Addictions (Addiction Research Foundation of Ontario), Winter 1976, pp. 2-21; reprinted as Hazelden pamphlet, Center City, MN, 1977 © Stanton Peele & Archie Brodsky, all rights reserved

Stanton Peele and Archie Brodsky

A Look at Cross Addiction

Waking from a fitful sleep, Sandra couldn’t believe her eyes – or her head, for that matter. She had a pounding headache and felt nauseated, but that wasn’t the worst of it. As her blurred vision began to clear, she slowly started to realize where she was. The setting was familiar, but it wasn’t her bedroom. It was the country detox centre.

Feelings of anger, depression, and self-disgust flooded her. Not again, she thought. I swore to my husband and kids six months ago that I’d never drink again. How could this have happened?

Why do people relapse? Why do people like Sandra who seem so sincere in their commitment to recovery go back to drinking and using? While the reasons people relapse are not always clear, one reason frequently stands out: they didn’t understand cross-addiction.

This article’s purpose is to help the reader understand cross-addiction in order to attain balance in recovery and avoid a possible relapse.

Dealing with Addiction for Families


Three years ago, when Rachel* got her freshman dorm assignment in the mail, the New Jersey teen excitedly logged on to Facebook to look up her new college roommate, Eleanor*. “She definitely seemed like that perfect, blonde, athletic, popular girl,” says Rachel, now 20.

But just a few weeks into their first semester, Eleanor, who had been recruited for the school’s soccer team, quit the sport when practice sessions interfered with her ability to party. Still, Rachel says she didn’t think Eleanor had a serious problem until the start of their sophomore year. “She’d go out a lot and get way more drunk than anyone else,” Rachel recalls. It also became difficult to be her roommate. “If we all went out, I’d go back to my room and go to sleep, and then she’d come in hours later with a guy — or just drunk and angry.” Rachel and her friends tried to talk to Eleanor several times about her drinking, but they couldn’t get through to her. Rachel says they didn’t know what to do.

According to the Substance Abuse and Mental Health Services Administration’s National Survey on Drug Use and Health, 23.5 million people ages 12 or older needed treatment for an illicit drug or alcohol abuse problem in 2009 — and that counts only those who sought professional help. Far more struggle with addiction issues in private. “Addiction is so common that, unfortunately, you could say it’s normal,” says psychologist and substance abuse specialist Patricia O’Gorman, Ph.D. “More kids are dealing with it in their lives than not.” And while chemical dependency takes an obvious toll on those struggling with it, it also affects everyone around them. Indeed, when you’re close to someone — be it a friend, significant other, or family member — who’s regularly drunk or high, it can be difficult to know how to deal.

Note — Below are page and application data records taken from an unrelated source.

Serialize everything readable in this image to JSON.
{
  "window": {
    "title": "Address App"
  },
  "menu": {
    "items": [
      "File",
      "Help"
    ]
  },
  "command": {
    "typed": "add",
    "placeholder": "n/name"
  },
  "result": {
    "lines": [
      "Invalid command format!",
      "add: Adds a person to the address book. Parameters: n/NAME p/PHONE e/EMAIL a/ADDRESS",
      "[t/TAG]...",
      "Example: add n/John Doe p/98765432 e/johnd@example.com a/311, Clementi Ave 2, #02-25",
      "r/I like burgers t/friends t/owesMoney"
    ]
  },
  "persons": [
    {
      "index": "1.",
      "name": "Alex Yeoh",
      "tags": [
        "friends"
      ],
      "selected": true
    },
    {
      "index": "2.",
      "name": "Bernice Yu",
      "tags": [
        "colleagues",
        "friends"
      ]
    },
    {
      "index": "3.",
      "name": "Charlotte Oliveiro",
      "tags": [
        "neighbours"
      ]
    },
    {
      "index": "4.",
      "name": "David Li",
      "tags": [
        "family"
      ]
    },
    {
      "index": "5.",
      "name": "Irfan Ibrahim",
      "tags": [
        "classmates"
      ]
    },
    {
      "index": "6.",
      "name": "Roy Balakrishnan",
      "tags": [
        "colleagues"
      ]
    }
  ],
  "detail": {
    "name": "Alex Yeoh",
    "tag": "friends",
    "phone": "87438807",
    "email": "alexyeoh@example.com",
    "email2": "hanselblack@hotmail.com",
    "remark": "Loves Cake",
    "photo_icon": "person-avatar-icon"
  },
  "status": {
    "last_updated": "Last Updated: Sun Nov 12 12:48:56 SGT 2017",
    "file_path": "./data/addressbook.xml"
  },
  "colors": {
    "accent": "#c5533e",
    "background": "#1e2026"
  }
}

Is Instant Addiction Real ?

Is it possible for someone to become instantly addicted to a drug?

Most people might say no. First individuals must try a drug and realize that they like it. Then they might start to use the drug more frequently. Eventually, once they have used the drug enough, their brain begins to lose the ability to function without it. They spend all night dreaming about their next fix. They miss work. They miss birthdays. They miss appointments. There are no consequences that seem to outweigh getting high. This is addiction.

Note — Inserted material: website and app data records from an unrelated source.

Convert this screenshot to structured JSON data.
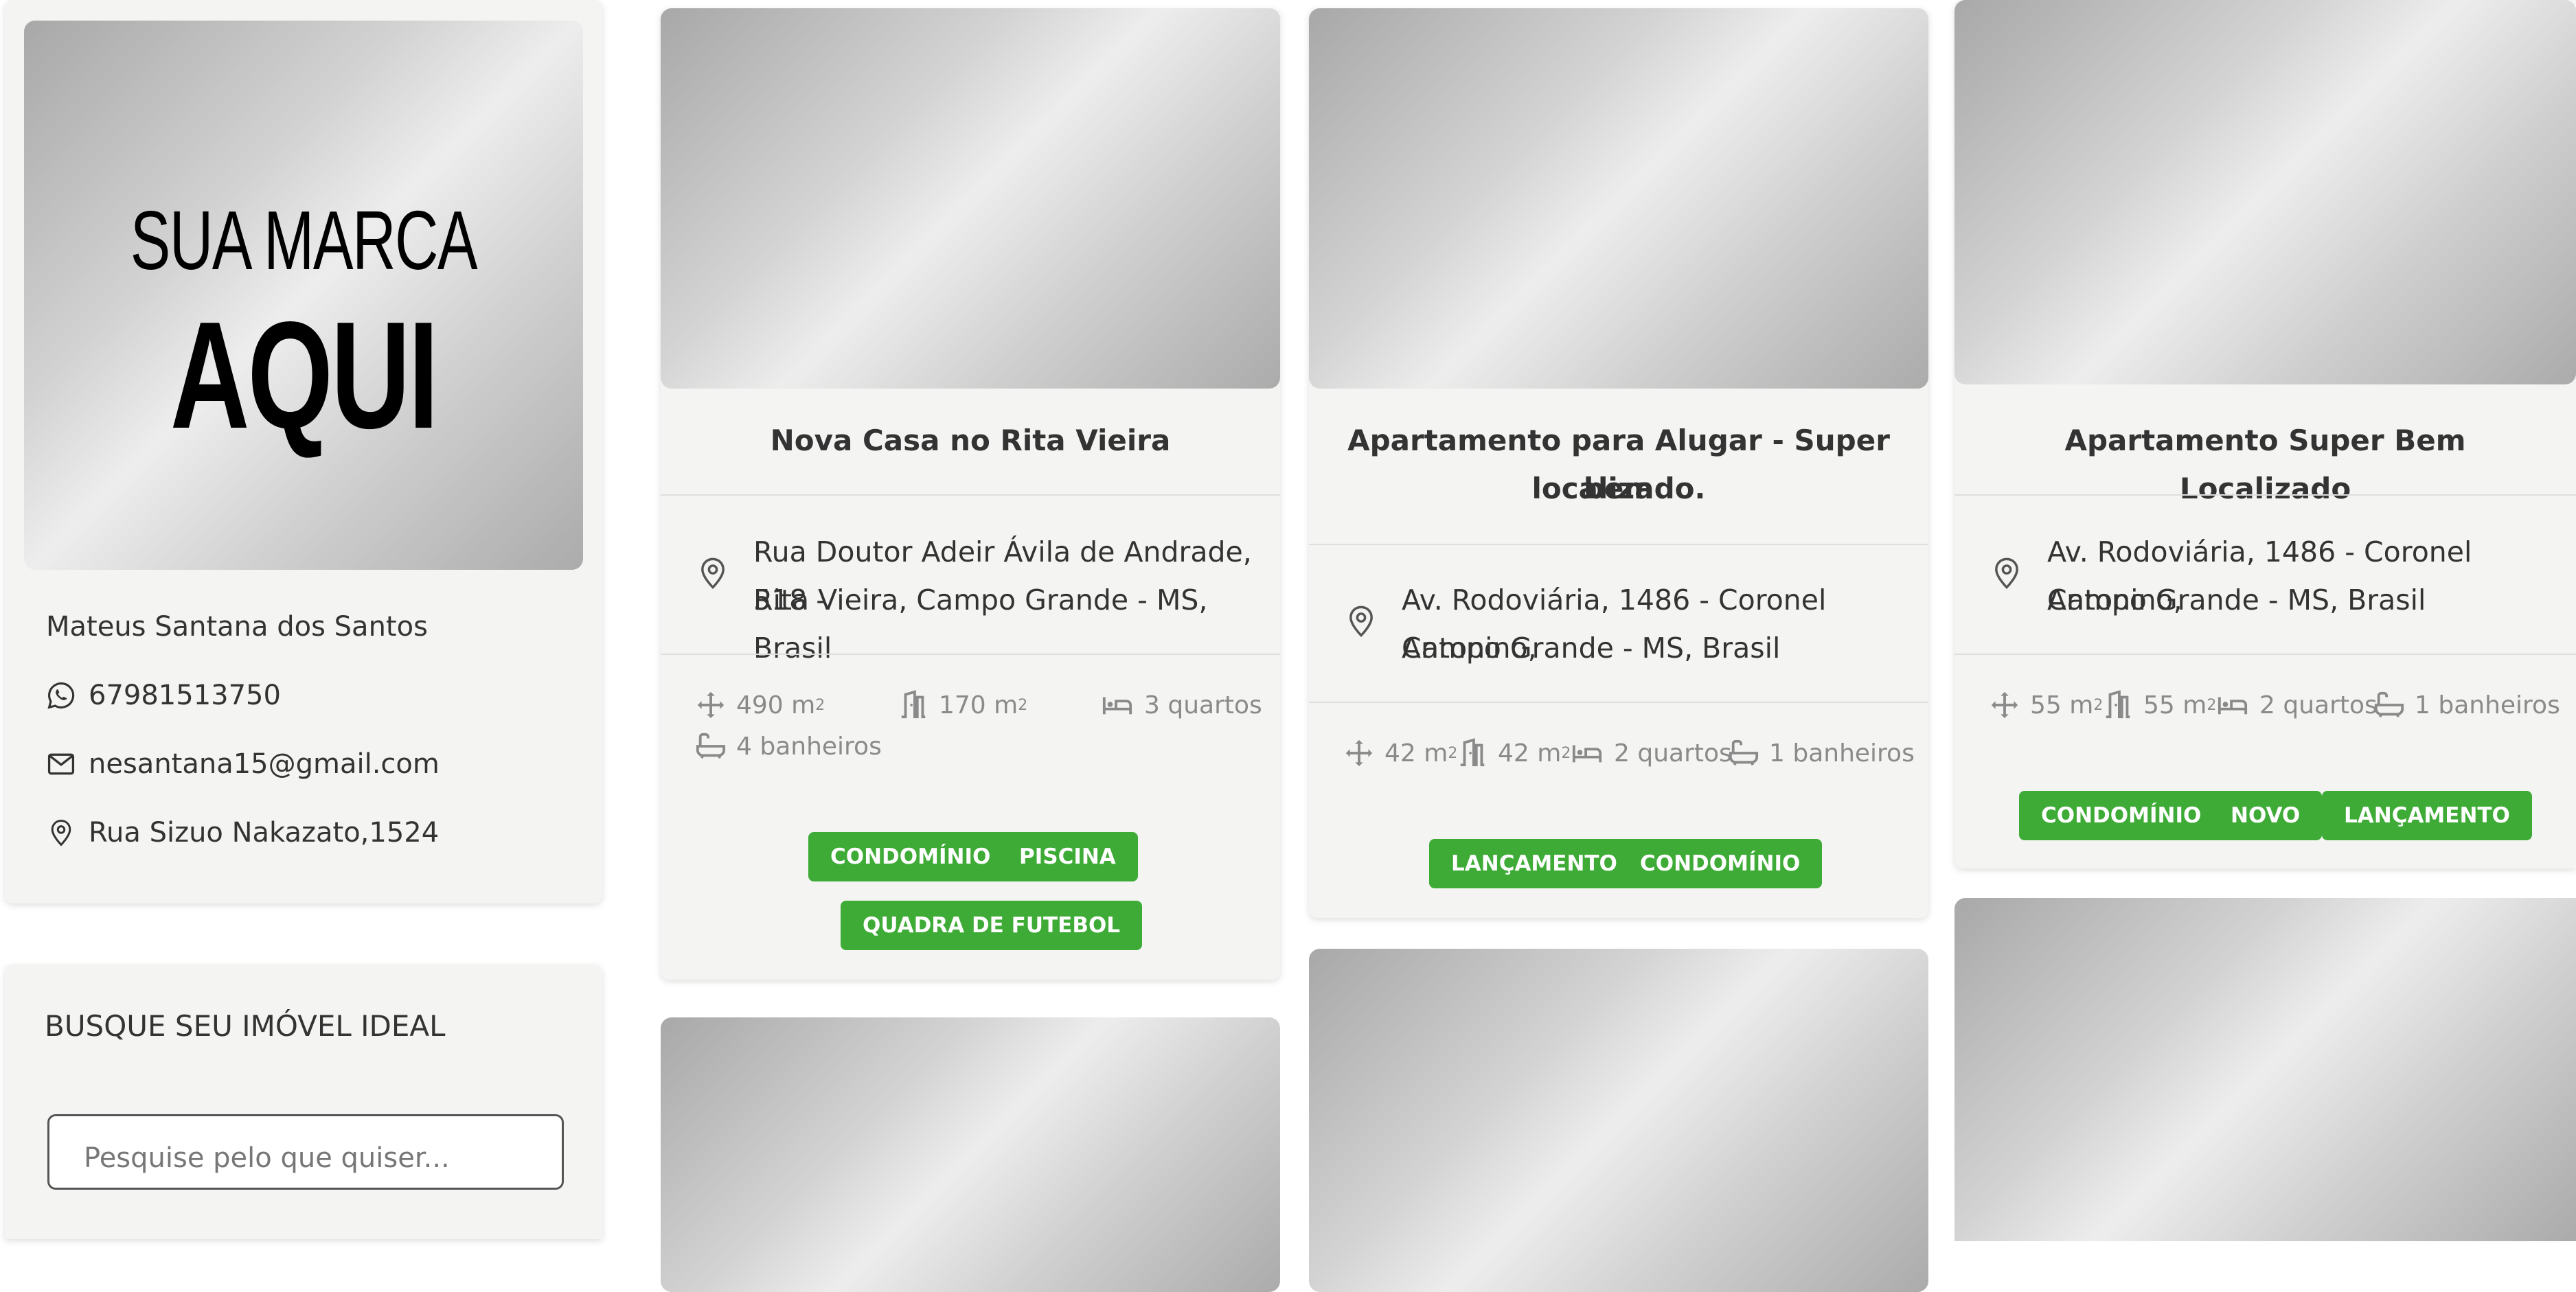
{
  "brand": {
    "line1": "SUA MARCA",
    "line2": "AQUI"
  },
  "agent": {
    "name": "Mateus Santana dos Santos",
    "phone": "67981513750",
    "email": "nesantana15@gmail.com",
    "address": "Rua Sizuo Nakazato,1524"
  },
  "search": {
    "title": "BUSQUE SEU IMÓVEL IDEAL",
    "placeholder": "Pesquise pelo que quiser..."
  },
  "listings": [
    {
      "title": "Nova Casa no Rita Vieira",
      "address_line1": "Rua Doutor Adeir Ávila de Andrade, 518 -",
      "address_line2": "Rita Vieira, Campo Grande - MS, Brasil",
      "area_total": "490 m",
      "area_built": "170 m",
      "rooms": "3 quartos",
      "baths": "4 banheiros",
      "tags": [
        "CONDOMÍNIO",
        "PISCINA",
        "QUADRA DE FUTEBOL"
      ]
    },
    {
      "title_line1": "Apartamento para Alugar - Super bem",
      "title_line2": "localizado.",
      "address_line1": "Av. Rodoviária, 1486 - Coronel Antonino,",
      "address_line2": "Campo Grande - MS, Brasil",
      "area_total": "42 m",
      "area_built": "42 m",
      "rooms": "2 quartos",
      "baths": "1 banheiros",
      "tags": [
        "LANÇAMENTO",
        "CONDOMÍNIO"
      ]
    },
    {
      "title": "Apartamento Super Bem Localizado",
      "address_line1": "Av. Rodoviária, 1486 - Coronel Antonino,",
      "address_line2": "Campo Grande - MS, Brasil",
      "area_total": "55 m",
      "area_built": "55 m",
      "rooms": "2 quartos",
      "baths": "1 banheiros",
      "tags": [
        "CONDOMÍNIO",
        "NOVO",
        "LANÇAMENTO"
      ]
    }
  ],
  "icons": {
    "area": "move-arrows-icon",
    "built": "door-icon",
    "rooms": "bed-icon",
    "baths": "bathtub-icon",
    "location": "map-pin-icon",
    "phone": "whatsapp-icon",
    "email": "envelope-icon"
  },
  "colors": {
    "tag": "#3eab37",
    "card": "#f4f4f2"
  }
}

But what if individuals skip a few steps? What if they try the drug once and know immediately they are hooked, and that the urge to use again and again will likely never leave?

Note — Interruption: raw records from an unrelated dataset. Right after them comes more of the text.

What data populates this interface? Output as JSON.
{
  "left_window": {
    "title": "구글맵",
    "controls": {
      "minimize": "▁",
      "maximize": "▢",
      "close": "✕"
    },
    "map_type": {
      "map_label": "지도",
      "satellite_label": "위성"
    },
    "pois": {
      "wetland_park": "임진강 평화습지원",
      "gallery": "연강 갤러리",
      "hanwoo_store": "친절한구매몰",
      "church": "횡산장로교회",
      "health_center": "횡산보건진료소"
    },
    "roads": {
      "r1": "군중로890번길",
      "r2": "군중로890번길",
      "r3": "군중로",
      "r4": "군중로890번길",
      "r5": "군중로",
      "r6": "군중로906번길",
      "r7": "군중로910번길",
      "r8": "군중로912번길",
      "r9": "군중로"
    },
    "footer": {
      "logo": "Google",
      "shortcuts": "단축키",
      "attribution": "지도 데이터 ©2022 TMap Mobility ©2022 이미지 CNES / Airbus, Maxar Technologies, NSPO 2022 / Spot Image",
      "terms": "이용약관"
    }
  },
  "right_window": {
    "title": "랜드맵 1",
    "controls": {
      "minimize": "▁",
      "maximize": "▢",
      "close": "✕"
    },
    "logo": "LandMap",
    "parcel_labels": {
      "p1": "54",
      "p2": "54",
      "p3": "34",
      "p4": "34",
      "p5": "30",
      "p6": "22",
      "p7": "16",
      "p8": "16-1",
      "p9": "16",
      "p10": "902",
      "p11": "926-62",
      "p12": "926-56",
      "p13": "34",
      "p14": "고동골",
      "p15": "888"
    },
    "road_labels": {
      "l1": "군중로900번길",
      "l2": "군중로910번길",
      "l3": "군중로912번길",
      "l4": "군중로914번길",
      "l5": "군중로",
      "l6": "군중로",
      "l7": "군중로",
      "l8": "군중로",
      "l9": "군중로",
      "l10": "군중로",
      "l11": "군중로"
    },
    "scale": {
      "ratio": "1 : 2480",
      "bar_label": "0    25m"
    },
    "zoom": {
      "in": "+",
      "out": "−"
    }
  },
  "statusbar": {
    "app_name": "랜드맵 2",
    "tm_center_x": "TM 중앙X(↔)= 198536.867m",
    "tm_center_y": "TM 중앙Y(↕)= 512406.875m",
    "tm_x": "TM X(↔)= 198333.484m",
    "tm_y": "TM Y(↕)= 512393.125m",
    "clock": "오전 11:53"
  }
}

Instant or “born” addicts are people who claim they were hooked on a drug after using it for the first time. For these “instant addicts,” the first exposure to a drug is defined as a transformative experience. David Carr, a recently deceased writer for The New York Times (and a recovering drug addict), described the first time he tried cocaine as a “Helen Keller hand-under-the-water moment.” People who suffer from an instant addiction often describe the drug as filling a hole inside their mind that they didn’t even know was there in the first place.

As it turns out, the “hole-inside-their-mind” metaphor is surprisingly accurate.